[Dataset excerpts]
╔══
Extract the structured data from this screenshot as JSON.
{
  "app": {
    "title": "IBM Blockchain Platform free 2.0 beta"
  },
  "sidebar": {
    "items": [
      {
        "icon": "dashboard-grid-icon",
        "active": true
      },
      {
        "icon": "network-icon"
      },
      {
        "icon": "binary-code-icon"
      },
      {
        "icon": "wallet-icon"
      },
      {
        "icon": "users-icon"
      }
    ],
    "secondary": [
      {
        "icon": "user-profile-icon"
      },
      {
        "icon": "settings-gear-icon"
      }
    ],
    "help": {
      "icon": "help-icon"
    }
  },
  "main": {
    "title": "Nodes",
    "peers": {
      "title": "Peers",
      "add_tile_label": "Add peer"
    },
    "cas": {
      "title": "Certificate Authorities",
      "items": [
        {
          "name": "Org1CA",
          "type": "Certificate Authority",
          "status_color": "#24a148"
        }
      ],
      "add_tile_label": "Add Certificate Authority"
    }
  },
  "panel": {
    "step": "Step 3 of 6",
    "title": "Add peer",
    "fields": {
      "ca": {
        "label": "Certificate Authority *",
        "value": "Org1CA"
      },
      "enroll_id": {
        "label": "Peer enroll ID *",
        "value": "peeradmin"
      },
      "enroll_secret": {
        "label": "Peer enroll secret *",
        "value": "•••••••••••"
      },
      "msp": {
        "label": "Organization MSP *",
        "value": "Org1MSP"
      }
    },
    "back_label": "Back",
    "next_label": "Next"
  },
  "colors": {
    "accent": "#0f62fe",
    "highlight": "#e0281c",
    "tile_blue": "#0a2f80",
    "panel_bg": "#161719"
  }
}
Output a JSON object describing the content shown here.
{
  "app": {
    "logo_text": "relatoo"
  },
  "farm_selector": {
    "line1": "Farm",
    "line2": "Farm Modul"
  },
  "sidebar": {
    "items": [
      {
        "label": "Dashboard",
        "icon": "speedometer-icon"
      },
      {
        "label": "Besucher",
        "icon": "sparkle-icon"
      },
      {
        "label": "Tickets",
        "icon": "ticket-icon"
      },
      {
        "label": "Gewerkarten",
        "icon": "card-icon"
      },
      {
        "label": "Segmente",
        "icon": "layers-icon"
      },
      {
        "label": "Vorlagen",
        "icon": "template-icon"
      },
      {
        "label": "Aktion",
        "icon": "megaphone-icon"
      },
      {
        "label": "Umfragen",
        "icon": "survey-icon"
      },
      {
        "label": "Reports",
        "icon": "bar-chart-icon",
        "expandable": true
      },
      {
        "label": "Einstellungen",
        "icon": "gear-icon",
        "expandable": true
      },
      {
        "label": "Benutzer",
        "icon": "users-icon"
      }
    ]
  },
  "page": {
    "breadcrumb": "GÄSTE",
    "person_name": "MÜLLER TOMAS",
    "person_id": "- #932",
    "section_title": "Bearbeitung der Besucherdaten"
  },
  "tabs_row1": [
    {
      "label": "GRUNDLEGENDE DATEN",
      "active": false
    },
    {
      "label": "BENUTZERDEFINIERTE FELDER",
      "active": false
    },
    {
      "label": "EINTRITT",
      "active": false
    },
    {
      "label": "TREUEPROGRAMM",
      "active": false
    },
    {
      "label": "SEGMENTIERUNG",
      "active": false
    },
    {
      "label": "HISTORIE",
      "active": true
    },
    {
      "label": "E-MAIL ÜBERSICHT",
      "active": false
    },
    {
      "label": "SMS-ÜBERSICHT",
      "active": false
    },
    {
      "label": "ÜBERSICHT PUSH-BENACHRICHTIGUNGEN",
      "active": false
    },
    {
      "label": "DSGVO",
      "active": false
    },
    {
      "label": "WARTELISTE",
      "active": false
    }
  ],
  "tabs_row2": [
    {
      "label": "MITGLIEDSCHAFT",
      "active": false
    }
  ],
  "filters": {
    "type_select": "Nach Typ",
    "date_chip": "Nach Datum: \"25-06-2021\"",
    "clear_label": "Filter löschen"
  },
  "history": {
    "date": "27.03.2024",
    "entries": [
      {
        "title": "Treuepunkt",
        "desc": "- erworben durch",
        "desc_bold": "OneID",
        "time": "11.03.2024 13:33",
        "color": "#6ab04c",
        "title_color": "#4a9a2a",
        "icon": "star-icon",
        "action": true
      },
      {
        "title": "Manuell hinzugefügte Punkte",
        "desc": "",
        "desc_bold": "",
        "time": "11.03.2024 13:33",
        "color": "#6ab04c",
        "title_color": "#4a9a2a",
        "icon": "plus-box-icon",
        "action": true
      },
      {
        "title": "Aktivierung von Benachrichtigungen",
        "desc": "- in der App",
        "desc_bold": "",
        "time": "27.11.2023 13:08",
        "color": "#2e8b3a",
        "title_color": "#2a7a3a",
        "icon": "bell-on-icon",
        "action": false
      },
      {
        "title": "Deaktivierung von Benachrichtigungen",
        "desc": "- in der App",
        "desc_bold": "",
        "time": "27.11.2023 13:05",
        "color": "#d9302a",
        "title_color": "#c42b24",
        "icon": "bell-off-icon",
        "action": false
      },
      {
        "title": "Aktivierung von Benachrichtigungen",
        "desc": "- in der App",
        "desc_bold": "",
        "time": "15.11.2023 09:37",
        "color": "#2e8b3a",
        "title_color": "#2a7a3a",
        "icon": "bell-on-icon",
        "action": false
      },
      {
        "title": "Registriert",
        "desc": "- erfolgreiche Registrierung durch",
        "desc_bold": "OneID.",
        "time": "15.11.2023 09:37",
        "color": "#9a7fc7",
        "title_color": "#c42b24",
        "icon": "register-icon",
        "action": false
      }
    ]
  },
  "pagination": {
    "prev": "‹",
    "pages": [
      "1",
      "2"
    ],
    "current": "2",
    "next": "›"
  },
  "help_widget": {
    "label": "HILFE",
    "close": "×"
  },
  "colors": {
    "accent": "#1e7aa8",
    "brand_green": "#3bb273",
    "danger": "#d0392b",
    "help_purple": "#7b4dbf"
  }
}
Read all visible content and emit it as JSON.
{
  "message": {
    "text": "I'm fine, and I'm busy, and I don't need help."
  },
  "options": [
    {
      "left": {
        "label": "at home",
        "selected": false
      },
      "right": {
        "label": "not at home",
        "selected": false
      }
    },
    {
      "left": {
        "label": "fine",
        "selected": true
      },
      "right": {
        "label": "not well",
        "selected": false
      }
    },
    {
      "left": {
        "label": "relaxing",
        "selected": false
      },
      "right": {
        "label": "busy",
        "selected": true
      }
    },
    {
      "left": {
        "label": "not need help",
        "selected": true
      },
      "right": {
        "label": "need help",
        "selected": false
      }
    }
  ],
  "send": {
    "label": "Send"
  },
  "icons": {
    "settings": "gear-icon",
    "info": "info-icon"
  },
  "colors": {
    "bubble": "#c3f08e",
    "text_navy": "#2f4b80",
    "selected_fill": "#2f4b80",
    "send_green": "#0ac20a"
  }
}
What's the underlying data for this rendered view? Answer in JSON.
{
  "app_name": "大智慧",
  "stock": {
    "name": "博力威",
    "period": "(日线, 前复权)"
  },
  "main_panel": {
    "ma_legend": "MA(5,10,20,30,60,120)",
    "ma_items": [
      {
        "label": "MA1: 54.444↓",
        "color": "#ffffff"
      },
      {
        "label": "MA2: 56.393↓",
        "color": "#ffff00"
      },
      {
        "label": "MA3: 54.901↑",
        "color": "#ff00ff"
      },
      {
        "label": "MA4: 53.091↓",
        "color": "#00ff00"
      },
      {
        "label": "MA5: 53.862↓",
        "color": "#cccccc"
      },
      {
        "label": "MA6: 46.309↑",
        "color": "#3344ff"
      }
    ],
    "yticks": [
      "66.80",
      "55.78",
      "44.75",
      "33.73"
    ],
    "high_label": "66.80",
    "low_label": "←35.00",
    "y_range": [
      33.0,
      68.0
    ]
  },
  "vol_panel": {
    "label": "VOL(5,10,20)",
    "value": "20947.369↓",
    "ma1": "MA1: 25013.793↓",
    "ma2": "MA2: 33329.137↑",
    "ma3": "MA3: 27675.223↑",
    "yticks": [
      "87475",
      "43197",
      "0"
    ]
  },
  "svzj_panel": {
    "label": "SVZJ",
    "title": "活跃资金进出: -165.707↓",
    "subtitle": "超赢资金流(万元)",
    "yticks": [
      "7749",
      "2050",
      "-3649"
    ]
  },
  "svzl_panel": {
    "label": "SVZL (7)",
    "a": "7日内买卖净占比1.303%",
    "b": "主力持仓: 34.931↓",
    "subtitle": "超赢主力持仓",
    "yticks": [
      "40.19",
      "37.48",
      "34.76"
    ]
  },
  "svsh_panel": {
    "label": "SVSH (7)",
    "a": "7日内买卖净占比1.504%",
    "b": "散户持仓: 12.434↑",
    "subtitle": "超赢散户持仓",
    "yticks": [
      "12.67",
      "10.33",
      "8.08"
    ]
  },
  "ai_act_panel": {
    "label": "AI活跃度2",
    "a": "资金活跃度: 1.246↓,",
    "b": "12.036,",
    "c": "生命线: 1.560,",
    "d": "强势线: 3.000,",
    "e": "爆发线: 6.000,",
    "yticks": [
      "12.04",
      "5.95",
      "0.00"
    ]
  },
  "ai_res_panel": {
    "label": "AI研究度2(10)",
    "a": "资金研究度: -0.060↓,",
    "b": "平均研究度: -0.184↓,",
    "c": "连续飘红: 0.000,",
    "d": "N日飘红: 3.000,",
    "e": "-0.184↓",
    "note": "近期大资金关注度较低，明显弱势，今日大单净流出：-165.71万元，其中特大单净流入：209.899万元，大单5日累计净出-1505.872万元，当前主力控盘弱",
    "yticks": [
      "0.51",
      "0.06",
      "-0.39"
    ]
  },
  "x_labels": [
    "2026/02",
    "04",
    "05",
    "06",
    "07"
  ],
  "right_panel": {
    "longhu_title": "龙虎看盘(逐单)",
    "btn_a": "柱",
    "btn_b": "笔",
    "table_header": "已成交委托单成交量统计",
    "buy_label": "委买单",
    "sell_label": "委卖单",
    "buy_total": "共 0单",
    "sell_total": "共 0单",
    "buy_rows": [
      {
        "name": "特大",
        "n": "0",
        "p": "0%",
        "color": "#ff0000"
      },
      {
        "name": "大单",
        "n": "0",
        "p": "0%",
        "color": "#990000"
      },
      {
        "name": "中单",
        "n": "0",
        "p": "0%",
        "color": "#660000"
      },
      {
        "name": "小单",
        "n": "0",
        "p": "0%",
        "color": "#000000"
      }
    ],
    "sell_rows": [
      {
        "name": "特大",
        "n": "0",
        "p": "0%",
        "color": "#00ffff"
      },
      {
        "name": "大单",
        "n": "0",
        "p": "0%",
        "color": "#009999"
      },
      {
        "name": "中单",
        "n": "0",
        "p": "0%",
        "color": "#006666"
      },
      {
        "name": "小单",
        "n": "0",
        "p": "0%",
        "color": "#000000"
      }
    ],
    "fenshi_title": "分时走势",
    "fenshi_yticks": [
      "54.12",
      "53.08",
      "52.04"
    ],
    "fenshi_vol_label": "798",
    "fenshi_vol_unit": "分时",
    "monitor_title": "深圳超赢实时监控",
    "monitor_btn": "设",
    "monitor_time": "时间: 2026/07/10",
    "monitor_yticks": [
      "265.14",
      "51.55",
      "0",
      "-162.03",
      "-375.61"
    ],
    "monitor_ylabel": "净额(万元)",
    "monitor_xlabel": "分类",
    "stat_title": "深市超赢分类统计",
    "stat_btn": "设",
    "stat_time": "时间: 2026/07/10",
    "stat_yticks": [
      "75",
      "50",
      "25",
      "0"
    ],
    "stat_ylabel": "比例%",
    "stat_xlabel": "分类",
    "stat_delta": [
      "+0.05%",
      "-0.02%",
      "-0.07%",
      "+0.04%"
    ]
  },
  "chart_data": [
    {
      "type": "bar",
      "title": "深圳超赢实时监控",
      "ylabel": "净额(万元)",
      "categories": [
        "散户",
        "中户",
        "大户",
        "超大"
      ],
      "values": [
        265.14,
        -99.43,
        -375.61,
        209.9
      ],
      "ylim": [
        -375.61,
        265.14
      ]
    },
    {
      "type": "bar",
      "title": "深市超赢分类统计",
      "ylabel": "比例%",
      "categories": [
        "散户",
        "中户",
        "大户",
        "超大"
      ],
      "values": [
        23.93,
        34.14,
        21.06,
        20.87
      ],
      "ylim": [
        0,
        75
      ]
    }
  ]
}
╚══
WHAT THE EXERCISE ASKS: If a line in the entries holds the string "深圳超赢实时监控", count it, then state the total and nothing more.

WRITTEN ANSWER: 2